- _EXERCISE AIM_
Which lines in the records below mention the word "screenshot"? Copy each one out.
---- SUPPLIED DATA
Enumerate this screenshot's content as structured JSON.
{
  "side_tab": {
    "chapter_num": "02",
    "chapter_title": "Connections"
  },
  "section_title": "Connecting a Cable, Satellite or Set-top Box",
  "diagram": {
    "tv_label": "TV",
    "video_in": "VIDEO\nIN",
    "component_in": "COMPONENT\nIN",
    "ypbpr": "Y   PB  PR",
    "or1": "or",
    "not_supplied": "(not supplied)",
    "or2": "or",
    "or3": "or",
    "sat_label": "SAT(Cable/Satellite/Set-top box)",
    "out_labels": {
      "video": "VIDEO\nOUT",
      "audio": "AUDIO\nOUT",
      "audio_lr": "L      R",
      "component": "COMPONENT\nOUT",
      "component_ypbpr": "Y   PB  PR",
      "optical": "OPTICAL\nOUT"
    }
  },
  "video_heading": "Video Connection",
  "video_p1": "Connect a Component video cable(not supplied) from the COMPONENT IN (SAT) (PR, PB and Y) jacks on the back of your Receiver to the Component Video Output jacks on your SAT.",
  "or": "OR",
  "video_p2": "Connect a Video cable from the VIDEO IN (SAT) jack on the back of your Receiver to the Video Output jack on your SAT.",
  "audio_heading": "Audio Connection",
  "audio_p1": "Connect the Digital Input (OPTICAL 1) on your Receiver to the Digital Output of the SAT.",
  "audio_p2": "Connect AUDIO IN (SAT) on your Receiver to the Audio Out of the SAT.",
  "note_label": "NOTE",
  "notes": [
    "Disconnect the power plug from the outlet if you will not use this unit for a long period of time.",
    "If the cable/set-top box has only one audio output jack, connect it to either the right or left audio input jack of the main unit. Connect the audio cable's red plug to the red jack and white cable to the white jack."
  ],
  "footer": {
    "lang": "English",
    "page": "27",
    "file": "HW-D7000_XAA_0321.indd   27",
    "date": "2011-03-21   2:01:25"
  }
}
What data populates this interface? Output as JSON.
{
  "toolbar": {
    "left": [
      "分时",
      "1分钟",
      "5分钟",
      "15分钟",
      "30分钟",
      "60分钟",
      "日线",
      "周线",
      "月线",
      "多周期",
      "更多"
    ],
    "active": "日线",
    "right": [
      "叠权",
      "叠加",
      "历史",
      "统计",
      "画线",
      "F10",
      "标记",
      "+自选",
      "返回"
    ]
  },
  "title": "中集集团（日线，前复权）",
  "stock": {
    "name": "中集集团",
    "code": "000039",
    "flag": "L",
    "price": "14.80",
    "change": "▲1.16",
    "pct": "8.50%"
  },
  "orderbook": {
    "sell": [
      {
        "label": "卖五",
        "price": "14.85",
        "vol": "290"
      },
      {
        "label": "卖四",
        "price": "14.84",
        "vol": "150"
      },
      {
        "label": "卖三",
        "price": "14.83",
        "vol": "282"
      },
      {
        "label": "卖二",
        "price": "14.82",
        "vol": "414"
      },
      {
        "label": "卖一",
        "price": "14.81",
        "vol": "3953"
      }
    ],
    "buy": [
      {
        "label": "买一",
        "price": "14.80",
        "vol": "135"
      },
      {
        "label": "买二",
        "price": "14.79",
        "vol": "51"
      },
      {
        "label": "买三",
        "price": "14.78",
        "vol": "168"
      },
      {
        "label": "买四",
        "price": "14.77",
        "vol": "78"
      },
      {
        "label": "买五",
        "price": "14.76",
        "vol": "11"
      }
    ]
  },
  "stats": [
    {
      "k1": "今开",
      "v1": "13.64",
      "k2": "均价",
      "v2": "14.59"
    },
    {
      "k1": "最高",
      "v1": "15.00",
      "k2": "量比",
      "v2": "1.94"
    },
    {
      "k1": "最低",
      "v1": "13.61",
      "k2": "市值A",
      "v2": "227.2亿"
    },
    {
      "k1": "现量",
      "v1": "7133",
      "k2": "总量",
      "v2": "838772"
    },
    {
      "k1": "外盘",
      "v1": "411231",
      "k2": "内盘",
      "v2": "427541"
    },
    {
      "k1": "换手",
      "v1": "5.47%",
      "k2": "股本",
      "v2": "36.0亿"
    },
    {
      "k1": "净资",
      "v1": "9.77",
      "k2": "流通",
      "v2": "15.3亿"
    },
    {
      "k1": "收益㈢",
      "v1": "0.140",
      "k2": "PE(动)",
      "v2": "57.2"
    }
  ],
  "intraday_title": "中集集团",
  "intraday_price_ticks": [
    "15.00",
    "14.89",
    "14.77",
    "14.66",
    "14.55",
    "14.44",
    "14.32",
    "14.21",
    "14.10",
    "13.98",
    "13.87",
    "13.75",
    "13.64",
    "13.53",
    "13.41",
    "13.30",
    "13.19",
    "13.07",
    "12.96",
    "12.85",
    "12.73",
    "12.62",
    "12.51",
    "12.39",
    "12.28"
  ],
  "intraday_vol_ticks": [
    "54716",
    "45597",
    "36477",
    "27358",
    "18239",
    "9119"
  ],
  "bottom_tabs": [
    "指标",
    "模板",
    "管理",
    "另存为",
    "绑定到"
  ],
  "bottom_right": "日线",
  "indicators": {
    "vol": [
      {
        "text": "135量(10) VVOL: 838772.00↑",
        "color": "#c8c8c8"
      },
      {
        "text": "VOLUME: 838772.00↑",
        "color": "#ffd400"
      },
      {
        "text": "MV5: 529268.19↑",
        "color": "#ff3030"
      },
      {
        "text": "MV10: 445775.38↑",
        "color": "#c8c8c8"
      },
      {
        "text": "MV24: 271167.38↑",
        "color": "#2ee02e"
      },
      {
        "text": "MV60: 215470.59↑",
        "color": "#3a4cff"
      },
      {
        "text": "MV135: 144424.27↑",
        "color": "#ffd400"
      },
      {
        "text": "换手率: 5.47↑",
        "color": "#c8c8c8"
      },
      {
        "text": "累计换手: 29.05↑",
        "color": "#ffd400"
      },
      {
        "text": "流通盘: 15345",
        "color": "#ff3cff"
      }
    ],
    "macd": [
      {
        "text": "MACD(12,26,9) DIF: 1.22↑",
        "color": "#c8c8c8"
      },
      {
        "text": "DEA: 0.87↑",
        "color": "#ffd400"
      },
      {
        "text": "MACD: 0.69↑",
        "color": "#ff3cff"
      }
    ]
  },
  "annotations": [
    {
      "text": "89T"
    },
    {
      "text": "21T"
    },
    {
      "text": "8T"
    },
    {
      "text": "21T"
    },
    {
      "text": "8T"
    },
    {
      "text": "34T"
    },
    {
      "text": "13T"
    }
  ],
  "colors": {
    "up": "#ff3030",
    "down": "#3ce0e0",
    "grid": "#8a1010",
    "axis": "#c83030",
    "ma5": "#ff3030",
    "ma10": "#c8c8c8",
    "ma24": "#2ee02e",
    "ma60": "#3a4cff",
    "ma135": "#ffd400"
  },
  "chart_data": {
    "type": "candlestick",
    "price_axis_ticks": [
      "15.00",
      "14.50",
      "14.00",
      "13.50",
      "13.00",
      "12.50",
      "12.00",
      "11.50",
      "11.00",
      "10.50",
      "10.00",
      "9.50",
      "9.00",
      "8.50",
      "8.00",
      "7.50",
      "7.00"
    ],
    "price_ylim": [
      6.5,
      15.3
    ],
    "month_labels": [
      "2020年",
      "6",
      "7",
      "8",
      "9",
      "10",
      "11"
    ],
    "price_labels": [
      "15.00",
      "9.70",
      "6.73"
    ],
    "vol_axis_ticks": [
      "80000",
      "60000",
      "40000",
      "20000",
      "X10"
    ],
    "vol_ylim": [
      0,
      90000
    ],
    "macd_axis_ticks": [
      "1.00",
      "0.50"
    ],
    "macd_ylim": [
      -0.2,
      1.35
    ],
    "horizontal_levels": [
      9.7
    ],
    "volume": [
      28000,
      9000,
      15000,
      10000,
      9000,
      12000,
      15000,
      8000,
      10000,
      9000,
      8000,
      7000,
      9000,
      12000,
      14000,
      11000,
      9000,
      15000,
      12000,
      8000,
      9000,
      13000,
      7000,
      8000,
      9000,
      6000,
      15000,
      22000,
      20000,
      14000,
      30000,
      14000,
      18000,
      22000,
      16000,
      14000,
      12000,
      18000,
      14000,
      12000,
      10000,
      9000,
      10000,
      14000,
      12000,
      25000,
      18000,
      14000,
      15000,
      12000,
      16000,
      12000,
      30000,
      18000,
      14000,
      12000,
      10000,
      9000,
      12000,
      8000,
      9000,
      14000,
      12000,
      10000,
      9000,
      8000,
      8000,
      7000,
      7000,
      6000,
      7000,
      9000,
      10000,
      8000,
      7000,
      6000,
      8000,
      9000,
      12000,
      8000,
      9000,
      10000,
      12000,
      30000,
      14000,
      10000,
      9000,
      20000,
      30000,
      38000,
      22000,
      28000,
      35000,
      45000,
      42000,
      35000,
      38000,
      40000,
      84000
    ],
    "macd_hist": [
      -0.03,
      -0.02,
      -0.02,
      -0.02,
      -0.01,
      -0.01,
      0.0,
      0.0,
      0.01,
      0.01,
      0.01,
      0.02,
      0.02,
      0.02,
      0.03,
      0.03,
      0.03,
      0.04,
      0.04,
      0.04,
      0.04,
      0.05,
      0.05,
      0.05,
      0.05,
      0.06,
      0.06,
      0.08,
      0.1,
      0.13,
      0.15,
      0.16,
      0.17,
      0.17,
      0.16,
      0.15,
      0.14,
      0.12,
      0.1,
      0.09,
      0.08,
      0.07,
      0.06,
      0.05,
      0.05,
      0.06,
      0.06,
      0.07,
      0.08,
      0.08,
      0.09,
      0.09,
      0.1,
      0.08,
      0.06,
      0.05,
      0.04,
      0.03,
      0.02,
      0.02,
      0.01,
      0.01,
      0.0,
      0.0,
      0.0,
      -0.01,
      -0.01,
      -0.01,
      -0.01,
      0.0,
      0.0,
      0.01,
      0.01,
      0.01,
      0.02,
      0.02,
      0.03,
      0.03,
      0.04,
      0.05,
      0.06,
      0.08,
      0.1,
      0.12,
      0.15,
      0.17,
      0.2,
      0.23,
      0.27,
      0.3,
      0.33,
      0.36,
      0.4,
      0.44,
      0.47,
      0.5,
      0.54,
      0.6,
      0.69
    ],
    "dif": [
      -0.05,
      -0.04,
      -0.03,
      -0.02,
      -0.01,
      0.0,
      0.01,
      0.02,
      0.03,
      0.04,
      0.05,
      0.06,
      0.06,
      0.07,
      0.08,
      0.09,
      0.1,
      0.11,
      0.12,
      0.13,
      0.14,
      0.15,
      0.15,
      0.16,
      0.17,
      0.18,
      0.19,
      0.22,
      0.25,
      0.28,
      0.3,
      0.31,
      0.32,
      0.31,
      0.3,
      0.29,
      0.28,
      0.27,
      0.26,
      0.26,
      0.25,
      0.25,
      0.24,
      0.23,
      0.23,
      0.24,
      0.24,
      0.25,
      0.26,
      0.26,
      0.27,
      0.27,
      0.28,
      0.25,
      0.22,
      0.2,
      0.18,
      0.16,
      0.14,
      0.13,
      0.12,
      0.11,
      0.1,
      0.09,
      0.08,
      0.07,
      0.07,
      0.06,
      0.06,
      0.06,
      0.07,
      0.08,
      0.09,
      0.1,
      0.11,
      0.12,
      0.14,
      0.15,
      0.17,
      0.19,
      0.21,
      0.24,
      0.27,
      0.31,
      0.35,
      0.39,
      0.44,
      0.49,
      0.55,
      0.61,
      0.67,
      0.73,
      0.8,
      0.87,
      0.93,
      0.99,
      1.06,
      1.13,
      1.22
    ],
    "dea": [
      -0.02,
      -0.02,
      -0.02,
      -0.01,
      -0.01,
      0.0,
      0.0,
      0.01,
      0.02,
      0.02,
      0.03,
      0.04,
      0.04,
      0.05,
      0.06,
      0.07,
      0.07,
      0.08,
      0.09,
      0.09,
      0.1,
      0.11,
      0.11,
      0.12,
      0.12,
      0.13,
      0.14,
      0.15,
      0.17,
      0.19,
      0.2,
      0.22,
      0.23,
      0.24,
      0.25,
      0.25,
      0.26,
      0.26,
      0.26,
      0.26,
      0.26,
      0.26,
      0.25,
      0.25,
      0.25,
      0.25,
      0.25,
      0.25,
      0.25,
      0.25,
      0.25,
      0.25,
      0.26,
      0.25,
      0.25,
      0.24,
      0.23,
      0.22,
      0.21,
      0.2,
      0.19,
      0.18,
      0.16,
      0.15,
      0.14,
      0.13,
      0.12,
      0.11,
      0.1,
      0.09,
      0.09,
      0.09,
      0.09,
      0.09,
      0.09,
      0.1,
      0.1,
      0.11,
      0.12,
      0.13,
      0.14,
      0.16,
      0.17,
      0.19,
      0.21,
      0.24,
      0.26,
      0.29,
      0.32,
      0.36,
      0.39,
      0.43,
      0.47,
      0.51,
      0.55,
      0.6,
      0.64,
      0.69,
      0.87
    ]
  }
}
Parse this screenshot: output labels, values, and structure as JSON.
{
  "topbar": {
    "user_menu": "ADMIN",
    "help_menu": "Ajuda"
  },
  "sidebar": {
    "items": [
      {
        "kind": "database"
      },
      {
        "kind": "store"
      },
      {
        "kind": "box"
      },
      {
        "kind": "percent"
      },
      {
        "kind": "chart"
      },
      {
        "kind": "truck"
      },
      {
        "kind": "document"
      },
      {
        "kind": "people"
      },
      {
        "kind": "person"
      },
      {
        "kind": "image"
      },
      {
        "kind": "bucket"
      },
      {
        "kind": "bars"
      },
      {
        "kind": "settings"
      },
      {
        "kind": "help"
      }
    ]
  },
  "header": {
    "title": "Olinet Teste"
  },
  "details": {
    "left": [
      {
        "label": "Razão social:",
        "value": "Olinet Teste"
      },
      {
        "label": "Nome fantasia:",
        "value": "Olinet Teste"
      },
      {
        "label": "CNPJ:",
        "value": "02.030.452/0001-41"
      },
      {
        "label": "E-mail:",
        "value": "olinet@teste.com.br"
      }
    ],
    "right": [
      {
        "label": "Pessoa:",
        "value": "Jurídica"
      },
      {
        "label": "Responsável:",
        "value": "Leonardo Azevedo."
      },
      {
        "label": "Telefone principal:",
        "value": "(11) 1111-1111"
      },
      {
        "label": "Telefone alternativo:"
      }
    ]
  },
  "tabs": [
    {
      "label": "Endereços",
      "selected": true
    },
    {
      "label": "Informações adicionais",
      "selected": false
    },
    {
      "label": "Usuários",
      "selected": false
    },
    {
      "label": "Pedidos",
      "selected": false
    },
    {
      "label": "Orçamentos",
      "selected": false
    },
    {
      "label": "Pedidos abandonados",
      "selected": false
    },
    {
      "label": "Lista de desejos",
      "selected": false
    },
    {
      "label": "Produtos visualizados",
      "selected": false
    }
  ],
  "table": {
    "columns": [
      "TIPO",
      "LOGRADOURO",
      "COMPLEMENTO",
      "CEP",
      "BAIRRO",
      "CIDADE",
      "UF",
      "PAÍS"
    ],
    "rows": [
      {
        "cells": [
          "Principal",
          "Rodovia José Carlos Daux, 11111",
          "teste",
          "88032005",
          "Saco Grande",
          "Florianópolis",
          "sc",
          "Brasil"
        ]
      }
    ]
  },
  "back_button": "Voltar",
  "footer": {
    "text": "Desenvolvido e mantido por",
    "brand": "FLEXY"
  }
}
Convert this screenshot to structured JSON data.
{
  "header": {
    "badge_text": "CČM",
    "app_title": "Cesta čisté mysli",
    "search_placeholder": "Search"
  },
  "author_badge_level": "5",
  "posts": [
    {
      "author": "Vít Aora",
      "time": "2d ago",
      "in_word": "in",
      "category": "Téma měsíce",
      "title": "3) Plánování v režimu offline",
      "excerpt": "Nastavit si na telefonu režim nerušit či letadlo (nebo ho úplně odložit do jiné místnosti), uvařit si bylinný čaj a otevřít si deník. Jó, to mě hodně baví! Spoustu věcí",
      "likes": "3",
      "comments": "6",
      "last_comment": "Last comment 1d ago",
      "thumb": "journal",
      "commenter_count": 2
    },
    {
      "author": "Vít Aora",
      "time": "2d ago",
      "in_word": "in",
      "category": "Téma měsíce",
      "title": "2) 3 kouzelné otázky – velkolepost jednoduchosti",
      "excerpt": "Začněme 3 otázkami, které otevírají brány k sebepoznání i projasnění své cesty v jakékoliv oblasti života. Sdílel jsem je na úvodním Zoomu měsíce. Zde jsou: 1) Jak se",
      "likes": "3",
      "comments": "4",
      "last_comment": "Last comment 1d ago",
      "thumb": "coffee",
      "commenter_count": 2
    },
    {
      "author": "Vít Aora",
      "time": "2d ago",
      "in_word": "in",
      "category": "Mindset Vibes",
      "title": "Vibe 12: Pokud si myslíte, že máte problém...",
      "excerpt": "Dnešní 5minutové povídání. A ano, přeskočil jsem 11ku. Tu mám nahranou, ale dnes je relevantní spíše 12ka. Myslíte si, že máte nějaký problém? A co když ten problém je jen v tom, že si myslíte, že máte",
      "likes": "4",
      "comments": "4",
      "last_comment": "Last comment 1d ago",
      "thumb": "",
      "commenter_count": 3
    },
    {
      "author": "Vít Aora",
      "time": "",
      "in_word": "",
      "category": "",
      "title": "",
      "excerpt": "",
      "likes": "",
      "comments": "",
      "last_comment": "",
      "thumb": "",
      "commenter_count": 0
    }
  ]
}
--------
- _SOLUTION TO THE EXERCISE_
Enumerate this screenshot's content as structured JSON.
Parse this screenshot: output labels, values, and structure as JSON.
Convert this screenshot to structured JSON data.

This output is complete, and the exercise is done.